    Hello Daniel. I'm afraid these parts aren't all that interesting to me, personally. I respect others may feel different. Now, here's what I came up with given my level of interest. I think you should design a suspension bridge, and build it out of these parts. Once complete, see how much weight it can support before collapsing.

    I hope you can appreciate my contribution to the comments section.
    Reply
  • Kridian
    I never think to inspect PSUs for bad soldering, but you've just convinced me to start.
    Reply
  • Daniel Sauvageau
    19158928 said:
    I never think to inspect PSUs for bad soldering, but you've just convinced me to start.
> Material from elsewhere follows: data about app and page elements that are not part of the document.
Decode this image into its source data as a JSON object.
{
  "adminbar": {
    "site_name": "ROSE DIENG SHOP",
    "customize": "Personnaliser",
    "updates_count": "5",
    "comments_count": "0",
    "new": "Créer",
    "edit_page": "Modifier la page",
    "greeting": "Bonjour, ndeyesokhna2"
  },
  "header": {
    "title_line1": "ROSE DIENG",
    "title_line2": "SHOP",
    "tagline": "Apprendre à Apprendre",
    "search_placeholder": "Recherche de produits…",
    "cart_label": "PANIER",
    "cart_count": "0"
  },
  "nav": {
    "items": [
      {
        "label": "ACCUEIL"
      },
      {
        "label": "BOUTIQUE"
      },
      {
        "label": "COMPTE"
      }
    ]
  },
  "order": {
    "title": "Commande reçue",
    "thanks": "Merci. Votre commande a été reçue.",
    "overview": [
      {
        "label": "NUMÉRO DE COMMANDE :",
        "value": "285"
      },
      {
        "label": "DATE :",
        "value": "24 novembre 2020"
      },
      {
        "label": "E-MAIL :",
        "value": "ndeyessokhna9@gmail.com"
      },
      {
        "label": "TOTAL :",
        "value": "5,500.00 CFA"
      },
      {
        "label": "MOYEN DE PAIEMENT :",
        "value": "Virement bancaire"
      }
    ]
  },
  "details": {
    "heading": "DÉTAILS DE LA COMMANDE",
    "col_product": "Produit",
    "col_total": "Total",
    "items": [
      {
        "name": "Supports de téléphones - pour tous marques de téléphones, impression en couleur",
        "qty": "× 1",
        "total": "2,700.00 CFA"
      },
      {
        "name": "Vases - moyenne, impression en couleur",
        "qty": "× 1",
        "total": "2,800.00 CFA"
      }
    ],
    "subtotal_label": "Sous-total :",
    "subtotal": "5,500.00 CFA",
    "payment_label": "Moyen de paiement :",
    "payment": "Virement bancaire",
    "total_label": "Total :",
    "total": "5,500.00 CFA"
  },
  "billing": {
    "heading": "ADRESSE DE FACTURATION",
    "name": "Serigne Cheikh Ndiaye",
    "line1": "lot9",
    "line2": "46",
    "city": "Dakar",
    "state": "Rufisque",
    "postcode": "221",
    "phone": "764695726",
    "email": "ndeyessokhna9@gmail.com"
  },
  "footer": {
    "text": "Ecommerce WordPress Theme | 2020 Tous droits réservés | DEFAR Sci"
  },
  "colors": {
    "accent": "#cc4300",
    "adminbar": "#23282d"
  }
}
    You never know what you'll find until you start looking. Doing so properly and (reasonably) safely however isn't within everyone's capabilities.
    Reply
  • iam2thecrowe
    So now i have to pull apart every PSU I buy to do their QA checking for them?
    Reply
  • Daniel Sauvageau
    19159703 said:
    So now i have to pull apart every PSU I buy to do their QA checking for them?
    Hopefully not, but it shows that even top-tier ODMs like Enhance in the Strider's case aren't exempt of occasional QA oversight. Can't draw a definitive conclusion on how common those assembly/QA issues are from a sample size of one.
    Reply
  • dstarr3
    I love the reversible USB A and B cables. Why has it taken this long for that to be done, considering it was so simple?
    Reply